In a Hard Insurance Market, Captives Offer Solutions, Opportunities

Man drawing growth bar chart

June 30, 2021 |

Man drawing growth bar chart

The hardened commercial insurance market is prompting a host of new captive insurance company formations, but with those new formations and increased use of existing captives come a variety of opportunities.

"We certainly see a lot of new captive formations during periods of a hard market cycle, and it's been a while since we've had a truly hard market," said Dennis Silvia, executive vice president at Davies Captive Management.

"We're not really seeing capacity reductions today," Mr. Silvia said. "We're just seeing prices are going up, retentions go up. And those are things that are leading people to alternative risk financing methods like captives."

Speaking during the virtual 2021 Bermuda Captive Conference on a panel titled "With a Hardened Insurance Market, What Challenges and Opportunities Do Alternative Risk Management Methods Bring?," Mr. Silvia noted that captives formed in considerable numbers even during a prolonged soft market, but the current hard market has fueled even greater growth in new captive insurance companies.

"It's certainly a very difficult market that we're in," said another panelist, Alan Mooney, chief executive officer of AmWins Bermuda. "The size of the increases is lessening, but buyers are still seeing rate increases." And, across the board, buyers are experiencing increasing retentions, Mr. Mooney said, adding, "That's causing a lot of pain."

There are reports that the market might be shifting, but there are various factors that make it uncertain when the hard market might end.

"The US court system was essentially in abeyance for a large part of 2020 and part of this year as well," Mr. Mooney said. Now those courts are getting back up to speed, and as they do, an increased number of awards will come with them, hitting liability markets. "We'll see what impact that has on the market in general," he said.

"The other thing that I think is probably keeping executives of insurance companies awake at night is COVID and the ultimate cost of COVID. The market just doesn't know what the ultimate cost of COVID is going to be," Mr. Mooney said. "All of these things create uncertainty, and uncertainty creates opportunity, and opportunity means clients look at alternative ways of placing their insurance risks."

Sectors such as transportation, health care, and long-term care are among those experiencing the largest insurance price increases, Mr. Mooney said, adding, "We're seeing a lot of pain in the public entity world.
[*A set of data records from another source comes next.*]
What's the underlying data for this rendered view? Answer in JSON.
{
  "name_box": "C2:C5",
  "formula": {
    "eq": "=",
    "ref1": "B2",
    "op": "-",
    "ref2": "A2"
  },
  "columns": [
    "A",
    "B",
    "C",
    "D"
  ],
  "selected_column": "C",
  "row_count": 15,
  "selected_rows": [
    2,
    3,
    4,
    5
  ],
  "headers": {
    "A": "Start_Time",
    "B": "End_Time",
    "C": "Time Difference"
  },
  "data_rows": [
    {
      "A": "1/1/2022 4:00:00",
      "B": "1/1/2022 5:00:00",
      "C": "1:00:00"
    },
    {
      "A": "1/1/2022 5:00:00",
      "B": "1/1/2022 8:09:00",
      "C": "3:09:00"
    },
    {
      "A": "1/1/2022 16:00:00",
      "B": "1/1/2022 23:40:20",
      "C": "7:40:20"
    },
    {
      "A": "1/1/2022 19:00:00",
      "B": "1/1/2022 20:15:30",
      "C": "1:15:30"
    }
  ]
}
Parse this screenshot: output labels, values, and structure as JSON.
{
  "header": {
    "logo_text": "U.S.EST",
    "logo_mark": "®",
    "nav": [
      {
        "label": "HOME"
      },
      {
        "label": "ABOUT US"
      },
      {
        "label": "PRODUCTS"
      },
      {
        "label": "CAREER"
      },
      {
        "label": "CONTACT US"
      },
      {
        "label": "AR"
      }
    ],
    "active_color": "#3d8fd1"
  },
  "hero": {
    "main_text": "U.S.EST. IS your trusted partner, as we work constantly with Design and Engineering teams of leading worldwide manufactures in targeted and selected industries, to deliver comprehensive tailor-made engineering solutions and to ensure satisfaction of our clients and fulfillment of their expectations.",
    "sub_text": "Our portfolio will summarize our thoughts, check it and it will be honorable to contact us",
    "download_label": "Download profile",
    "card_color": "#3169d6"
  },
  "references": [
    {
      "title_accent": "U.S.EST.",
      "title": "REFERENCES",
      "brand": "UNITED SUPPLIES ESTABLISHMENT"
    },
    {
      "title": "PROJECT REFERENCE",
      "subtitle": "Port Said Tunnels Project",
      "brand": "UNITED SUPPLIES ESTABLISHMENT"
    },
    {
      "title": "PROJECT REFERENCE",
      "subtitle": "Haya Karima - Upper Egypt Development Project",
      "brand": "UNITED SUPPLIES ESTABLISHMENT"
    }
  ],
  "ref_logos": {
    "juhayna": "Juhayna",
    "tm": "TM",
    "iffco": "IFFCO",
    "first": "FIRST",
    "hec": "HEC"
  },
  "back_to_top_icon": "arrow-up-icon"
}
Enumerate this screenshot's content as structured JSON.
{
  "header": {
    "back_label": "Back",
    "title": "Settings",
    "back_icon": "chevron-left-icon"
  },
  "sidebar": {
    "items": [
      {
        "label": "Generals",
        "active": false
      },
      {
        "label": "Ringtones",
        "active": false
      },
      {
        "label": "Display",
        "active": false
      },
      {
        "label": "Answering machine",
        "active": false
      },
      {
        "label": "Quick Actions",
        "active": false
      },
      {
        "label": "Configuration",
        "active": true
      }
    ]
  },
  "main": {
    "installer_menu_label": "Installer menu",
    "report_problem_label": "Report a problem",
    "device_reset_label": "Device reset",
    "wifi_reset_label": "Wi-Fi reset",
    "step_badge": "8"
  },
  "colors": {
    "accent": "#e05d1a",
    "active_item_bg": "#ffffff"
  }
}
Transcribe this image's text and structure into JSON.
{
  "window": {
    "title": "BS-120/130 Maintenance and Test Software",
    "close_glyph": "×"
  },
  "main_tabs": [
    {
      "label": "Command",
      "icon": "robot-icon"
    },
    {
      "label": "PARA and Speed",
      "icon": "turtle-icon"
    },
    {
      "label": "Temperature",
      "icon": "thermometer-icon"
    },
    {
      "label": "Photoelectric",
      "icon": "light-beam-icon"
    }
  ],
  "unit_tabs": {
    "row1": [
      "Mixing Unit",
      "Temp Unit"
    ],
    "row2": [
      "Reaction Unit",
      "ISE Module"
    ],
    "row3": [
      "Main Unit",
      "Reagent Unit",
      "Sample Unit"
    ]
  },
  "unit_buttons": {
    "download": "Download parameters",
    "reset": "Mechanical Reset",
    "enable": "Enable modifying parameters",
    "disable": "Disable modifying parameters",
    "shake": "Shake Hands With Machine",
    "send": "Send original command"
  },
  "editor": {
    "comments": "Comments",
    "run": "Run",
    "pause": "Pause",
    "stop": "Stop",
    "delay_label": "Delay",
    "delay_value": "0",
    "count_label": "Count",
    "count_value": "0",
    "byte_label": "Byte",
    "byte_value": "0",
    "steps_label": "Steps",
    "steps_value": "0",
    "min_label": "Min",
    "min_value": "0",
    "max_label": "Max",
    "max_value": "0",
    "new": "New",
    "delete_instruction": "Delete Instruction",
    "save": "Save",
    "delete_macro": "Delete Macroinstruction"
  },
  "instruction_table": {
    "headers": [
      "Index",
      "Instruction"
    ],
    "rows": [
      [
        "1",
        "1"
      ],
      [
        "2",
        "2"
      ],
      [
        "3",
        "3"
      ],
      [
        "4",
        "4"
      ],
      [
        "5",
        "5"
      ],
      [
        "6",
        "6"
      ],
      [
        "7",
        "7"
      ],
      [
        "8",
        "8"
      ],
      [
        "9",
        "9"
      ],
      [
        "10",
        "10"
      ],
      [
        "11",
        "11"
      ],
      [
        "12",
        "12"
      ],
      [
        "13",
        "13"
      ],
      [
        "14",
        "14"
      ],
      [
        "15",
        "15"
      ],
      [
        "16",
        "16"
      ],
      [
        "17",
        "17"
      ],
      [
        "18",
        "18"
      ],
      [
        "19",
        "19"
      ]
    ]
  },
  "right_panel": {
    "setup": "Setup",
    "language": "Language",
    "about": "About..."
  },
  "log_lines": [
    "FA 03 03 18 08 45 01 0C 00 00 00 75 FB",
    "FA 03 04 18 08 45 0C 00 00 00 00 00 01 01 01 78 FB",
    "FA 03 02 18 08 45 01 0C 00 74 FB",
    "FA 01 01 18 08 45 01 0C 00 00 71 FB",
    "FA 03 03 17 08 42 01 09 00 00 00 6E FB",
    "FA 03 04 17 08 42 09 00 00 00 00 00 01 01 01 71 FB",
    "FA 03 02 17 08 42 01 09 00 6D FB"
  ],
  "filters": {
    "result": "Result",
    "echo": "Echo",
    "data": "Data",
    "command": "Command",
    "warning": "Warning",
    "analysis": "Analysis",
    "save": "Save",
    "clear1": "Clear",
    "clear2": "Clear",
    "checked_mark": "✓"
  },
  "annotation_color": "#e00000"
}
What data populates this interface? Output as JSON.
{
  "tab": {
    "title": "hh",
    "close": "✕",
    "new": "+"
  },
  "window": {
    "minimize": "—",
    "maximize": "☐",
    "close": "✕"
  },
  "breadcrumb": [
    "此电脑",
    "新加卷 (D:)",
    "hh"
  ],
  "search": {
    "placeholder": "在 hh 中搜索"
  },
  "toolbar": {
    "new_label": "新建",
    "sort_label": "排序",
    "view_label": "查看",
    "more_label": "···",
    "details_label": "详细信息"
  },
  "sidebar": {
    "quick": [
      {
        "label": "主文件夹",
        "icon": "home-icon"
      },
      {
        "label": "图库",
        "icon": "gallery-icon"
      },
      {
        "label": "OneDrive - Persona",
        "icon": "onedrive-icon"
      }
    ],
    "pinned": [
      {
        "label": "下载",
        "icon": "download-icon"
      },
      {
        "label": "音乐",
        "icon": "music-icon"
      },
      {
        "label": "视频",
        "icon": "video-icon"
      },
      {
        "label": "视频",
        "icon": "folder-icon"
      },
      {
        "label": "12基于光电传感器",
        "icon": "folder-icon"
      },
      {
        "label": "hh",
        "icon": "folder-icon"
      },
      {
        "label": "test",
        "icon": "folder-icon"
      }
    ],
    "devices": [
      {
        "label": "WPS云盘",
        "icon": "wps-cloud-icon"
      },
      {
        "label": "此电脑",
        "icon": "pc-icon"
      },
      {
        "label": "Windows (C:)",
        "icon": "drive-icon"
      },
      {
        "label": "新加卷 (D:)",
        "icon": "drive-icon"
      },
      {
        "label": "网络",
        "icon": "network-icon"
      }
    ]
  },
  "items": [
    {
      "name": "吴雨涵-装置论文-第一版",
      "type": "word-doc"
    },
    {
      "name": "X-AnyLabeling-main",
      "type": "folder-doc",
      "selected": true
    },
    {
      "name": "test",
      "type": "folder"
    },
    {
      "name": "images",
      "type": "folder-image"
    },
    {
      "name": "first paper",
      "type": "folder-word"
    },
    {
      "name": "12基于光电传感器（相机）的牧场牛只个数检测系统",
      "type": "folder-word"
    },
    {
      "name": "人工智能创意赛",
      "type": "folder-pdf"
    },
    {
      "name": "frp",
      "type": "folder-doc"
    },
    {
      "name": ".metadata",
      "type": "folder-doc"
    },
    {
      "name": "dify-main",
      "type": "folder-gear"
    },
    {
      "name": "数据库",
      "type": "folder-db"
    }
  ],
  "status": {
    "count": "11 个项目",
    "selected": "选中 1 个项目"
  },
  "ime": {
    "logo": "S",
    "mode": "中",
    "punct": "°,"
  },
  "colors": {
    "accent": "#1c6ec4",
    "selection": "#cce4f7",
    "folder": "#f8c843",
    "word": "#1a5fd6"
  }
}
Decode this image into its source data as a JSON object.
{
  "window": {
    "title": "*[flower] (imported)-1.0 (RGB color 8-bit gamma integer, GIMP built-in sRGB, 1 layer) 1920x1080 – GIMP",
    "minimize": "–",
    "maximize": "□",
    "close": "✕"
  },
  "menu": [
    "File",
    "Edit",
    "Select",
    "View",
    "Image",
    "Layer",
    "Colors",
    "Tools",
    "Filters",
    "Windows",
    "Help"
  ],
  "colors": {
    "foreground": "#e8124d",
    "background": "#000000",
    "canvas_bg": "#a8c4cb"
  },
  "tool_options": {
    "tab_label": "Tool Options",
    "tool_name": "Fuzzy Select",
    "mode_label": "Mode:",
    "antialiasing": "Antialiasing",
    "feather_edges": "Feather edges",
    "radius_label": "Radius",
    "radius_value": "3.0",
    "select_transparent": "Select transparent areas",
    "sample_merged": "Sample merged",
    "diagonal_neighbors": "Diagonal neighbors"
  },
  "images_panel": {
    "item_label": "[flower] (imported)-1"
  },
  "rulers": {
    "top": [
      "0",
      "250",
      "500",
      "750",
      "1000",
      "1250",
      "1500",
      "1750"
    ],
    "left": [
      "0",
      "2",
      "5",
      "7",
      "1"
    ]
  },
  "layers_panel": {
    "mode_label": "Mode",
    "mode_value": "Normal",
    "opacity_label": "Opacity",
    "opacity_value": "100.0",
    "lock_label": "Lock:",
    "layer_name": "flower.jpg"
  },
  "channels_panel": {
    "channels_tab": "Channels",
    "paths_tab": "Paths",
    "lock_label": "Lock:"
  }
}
"Across the board, every buyer is feeling some degree of pain," he said. "Many buyers out there are considering alternatives they may never have considered in the past."

His company is seeing an uptick in inquiries about forming captives, Mr. Mooney said, though some of those inquiring don't fully understand what's involved in a captive insurance company.

"One of the things that we hear a lot of is people asking about captives with a view that a captive is a panacea if you like for a hard market. 'I want a captive because I want a cheap insurance.' That's obviously not going to work, and we counsel buyers against that," he said.

"It's very important that any buyer that is looking into a captive is doing so for the right reasons and is doing so with a long-term strategy in mind," Mr. Mooney said. "We certainly tell all of our customers that a captive is a long-term risk management solution. It's not a solution that you implement necessarily in a hard market environment. It's a solution that goes through the market cycles."

"The other part of that is captives are not a solution for people who don't have their risk management act together," said Mr. Silvia. Just forming a captive insurance company won't provide a better outcome for a poorly managed risk.

"The precondition here is that they have to be in a situation where they've done a good job doing loss control and risk management," Mr. Silvia said. "They've put themselves in the top tier, if you will, of representative companies in their particular industry."

A captive probably won't be a viable solution for an organization that has not made an appropriate investment in risk management, however, he said.

The two speakers noted that while a captive has obvious value in a hard market, captive insurance can be a valuable risk management tool regardless of market conditions.

"There are a lot of practical uses, regardless of market cycle, for captives," Mr. Silvia said. "Some of them come to the forefront in a hard market, like capacity and pricing issues."

"When a market is difficult like now, a captive will more likely take more risk because it's cheaper to retain that risk than to transfer it to the market," said Mr. Mooney. "But there will inevitably come an opportunity to lay off some of that risk, or maybe all of that risk, at a cost that is less than it would pay itself to retain it."

Beyond the formation of captives to address market conditions, some are being formed to enable innovation.

It's an interesting development that not only does the current market present a "crisis need," Mr. Silvia said. "But we're also seeing a lot of innovative products around InsurTech," he said. The creators of those InsurTech products want to take on some risk, and many are doing so through captive insurance, he said.

Those innovators are creating insurance products that might not have been considered 5 years ago around areas like cryptocurrencies, weather guarantees, and parametric solutions, Mr. Silvia said. "The captive world is creating opportunity in a lot of different venues, not just in response to a hard market," he said.

"There are many innovative new products that are coming out," Mr. Mooney said. "In those circumstances, a captive taking risk, skin in the game, is something underwriters love and they're more willing to work with buyers."

June 30, 2021